While the present invention has been described with respect to what are presently considered to be the preferred embodiments, it is to be understood that the invention is not limited to the disclosed embodiments. To the contrary, the present invention is intended to cover various modifications and equivalent arrangements included within the spirit and scope of the appended claims. The scope of the following claims is to be accorded the broadest interpretation so as to encompass all such modifications and equivalent structures and functions.

Patent Citations
Cited PatentFiling datePublication dateApplicantTitle
US3758327 *Mar 29, 1971Sep 11, 1973Eastman Kodak CoTransfer of liquid developed electrographic images
US4259422 *Nov 13, 1978Mar 31, 1981Eastman Kodak CompanyElectrographic process for making transparencies

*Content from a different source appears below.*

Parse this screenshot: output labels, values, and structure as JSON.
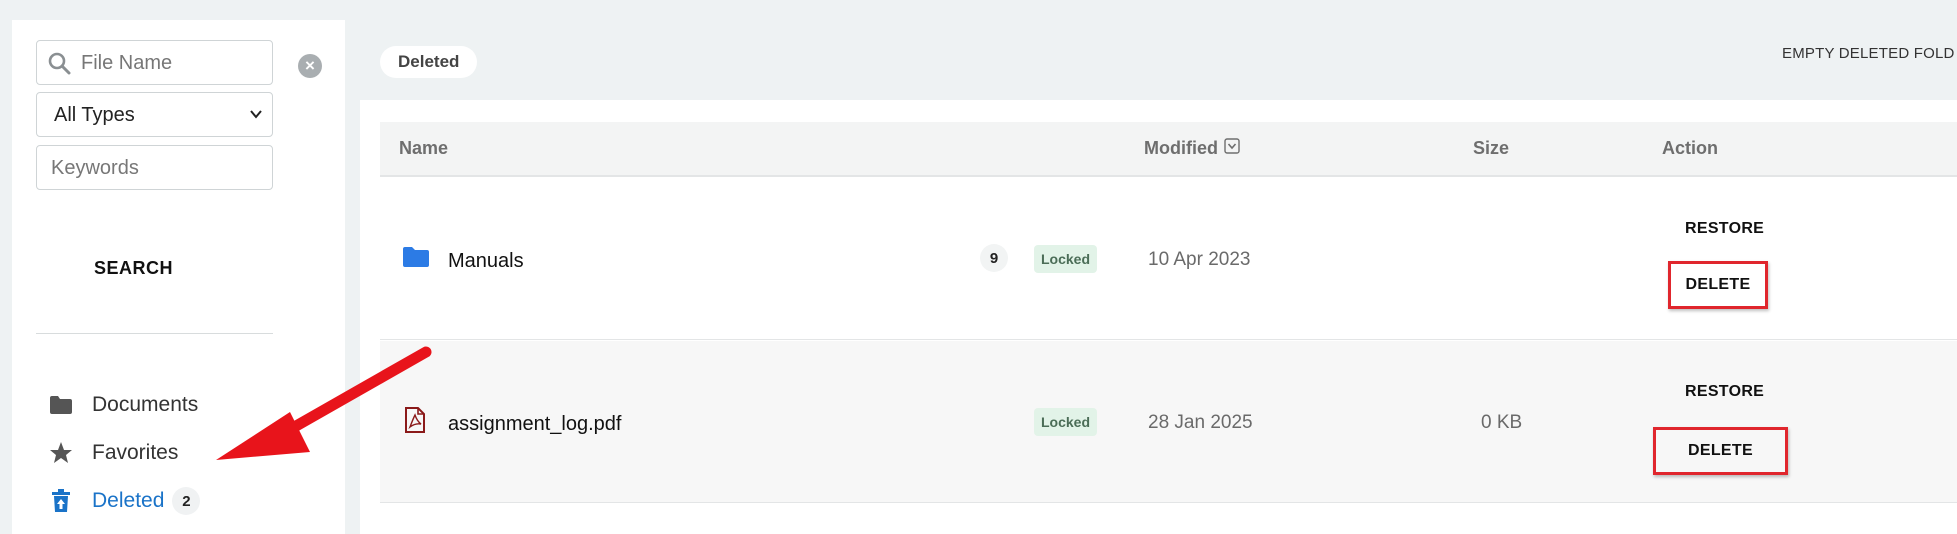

US4292120 *Apr 10, 1980Sep 29, 1981E. I. Du Pont De Nemours & CompanyProcess of forming a magnetic toner resist using a transfer film
US5108865 *Apr 18, 1990Apr 28, 1992Minnesota Mining And Manufacturing CompanyOverlaying multicolored toner images, total composite being transferred from primary image forming surface to a temporary receiver surface, further transferring to a permanent receiver surface
US5458954 *Sep 28, 1994Oct 17, 1995Fuji Xerox Co., Ltd.Ink transfer medium for toner, ink transfer process and re-inking process for the same
US5761594 *Nov 14, 1995Jun 2, 1998Ricoh Company, Ltd.Image forming apparatus
Referenced by
Citing PatentFiling datePublication dateApplicantTitle
US6720064 *Jun 18, 2002Apr 13, 2004Fuji Photo Film Co., Ltd.Image-receiving sheet for electrophotography
US8557355 *Jan 8, 2007Oct 15, 2013Akzo Nobel Coatings International B.V.Thermal transfer printing
US20090068383 *Jan 8, 2007Mar 12, 2009Imperial Chemical Industries PlcThermal Transfer Printing
Classifications
U.S. Classification430/47.4
International ClassificationG03G7/00, G03G13/16
Cooperative ClassificationG03G13/16, G03G7/0013
European ClassificationG03G7/00B2, G03G13/16
Legal Events
DateCodeEventDescription
Jun 19, 2012FPExpired due to failure to pay maintenance fee
Effective date: 20120502
May 2, 2012LAPSLapse for failure to pay maintenance fees
Dec 12, 2011REMIMaintenance fee reminder mailed
Oct 5, 2007FPAYFee payment
Year of fee payment: 8
Oct 7, 2003FPAYFee payment
Year of fee payment: 4
Jun 1, 1998ASAssignment
Owner name: CANON KABUSHIKI KAISHA, JAPAN
Free format text: ASSIGNMENT OF ASSIGNORS INTEREST;ASSIGNOR:OGURA, MOTOHIRO;REEL/FRAME:009217/0883
Effective date: 19980520